Maple Sugaring in the Adirondacks
You may know that the Sugar Maple is New York State's official tree, yet it still might be a surprise to learn that New York State is the second largest producer of maple syrup in the United States. Tucked away in the northernmost region of the state, the Adirondack Region accounts for nearly one-third of the state's production. So you might say that maple sugaring is big business here in the North Country.
How to Make Maple Syrup
The prime time for harvesting maple syrup begins when daytime temperatures rise above freezing while the nights continue to dip back again. This regular temperature fluctuation creates ideal conditions for sap flow in sugar maple trees, and in the Adirondacks this happens sometime around the end of February.
Taps are placed about four-and-a-half feet up from the ground in a tree that is 12 inches or greater in diameter, while trees larger than 18 inches in diameter can accommodate two taps if placed correctly.

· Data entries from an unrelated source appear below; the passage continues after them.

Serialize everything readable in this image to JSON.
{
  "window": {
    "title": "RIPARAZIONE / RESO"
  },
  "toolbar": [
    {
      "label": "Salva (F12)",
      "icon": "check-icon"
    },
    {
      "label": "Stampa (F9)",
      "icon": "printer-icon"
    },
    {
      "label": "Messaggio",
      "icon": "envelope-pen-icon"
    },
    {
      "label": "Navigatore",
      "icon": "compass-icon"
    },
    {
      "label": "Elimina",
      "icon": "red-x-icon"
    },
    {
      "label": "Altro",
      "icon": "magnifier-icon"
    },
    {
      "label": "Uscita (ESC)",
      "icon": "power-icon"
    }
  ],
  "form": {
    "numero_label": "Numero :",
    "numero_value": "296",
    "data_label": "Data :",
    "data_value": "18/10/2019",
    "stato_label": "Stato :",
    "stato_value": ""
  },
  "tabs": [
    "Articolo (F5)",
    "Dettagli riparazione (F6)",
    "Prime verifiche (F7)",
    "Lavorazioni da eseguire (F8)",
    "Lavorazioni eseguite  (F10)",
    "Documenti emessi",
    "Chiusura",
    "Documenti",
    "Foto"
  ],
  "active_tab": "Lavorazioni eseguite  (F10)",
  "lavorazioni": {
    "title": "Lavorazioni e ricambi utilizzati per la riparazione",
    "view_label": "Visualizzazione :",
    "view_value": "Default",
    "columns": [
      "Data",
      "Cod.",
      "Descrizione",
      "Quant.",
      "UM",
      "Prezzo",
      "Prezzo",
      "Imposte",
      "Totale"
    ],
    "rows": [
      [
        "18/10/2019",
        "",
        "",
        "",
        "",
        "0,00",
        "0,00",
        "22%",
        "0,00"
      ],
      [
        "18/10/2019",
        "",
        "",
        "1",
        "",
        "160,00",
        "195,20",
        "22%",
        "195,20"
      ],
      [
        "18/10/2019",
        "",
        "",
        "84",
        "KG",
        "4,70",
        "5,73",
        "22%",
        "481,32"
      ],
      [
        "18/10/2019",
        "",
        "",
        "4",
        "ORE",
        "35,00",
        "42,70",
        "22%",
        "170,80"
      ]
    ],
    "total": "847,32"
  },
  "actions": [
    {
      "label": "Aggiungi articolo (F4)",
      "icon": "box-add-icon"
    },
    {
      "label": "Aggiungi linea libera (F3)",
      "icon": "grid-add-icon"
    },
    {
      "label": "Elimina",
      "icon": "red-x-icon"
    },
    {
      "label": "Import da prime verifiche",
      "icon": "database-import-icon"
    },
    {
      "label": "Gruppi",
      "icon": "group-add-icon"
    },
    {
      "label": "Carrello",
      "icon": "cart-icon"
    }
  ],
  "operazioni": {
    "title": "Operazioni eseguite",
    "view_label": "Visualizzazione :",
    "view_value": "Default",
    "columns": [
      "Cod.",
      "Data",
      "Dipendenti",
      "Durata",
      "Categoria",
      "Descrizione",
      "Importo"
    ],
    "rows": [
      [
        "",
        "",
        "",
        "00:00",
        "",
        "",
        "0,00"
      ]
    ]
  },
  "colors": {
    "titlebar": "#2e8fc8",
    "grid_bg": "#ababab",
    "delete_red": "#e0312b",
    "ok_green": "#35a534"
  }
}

To collect the sap, plastic tubing is rigged from tap to tap, allowing sap to flow directly into a storage tank at a nearby sugar shack for processing. You may have seen this distinctive blue piping running along cross-country ski trails and roadways, or seen the traditional buckets still used by smaller maple producers.
Once stored, the processing of maple syrup begins by feeding it into an evaporator and heated up to remove excess moisture. Like sauce bubbling in a pan on your stove, this removal of moisture concentrates the sugars. Once the maple syrup reaches a 66% to 67% sugar concentration, it is moved to a finishing pan, then cooled, filtered, graded and bottled.
American Maple Museum
Looking to learn more about maple syrup and the maple sugaring process? If you're looking for a side trip when you're in the Adirondacks region, the American Maple Museum in Croghan, NY is a great destination. Founded in 1977, the Museum has preserved New York State's maple legacy with displays of the history of Adirondack maple syrup production, a heritage that dates back to the Native Americans who first discovered the delicious natural treat - by accident, if the legend is true. Distance from South Meadow Farm: (2h 20min) 116 miles.
Reference & Photo: VisitAdirondacks.com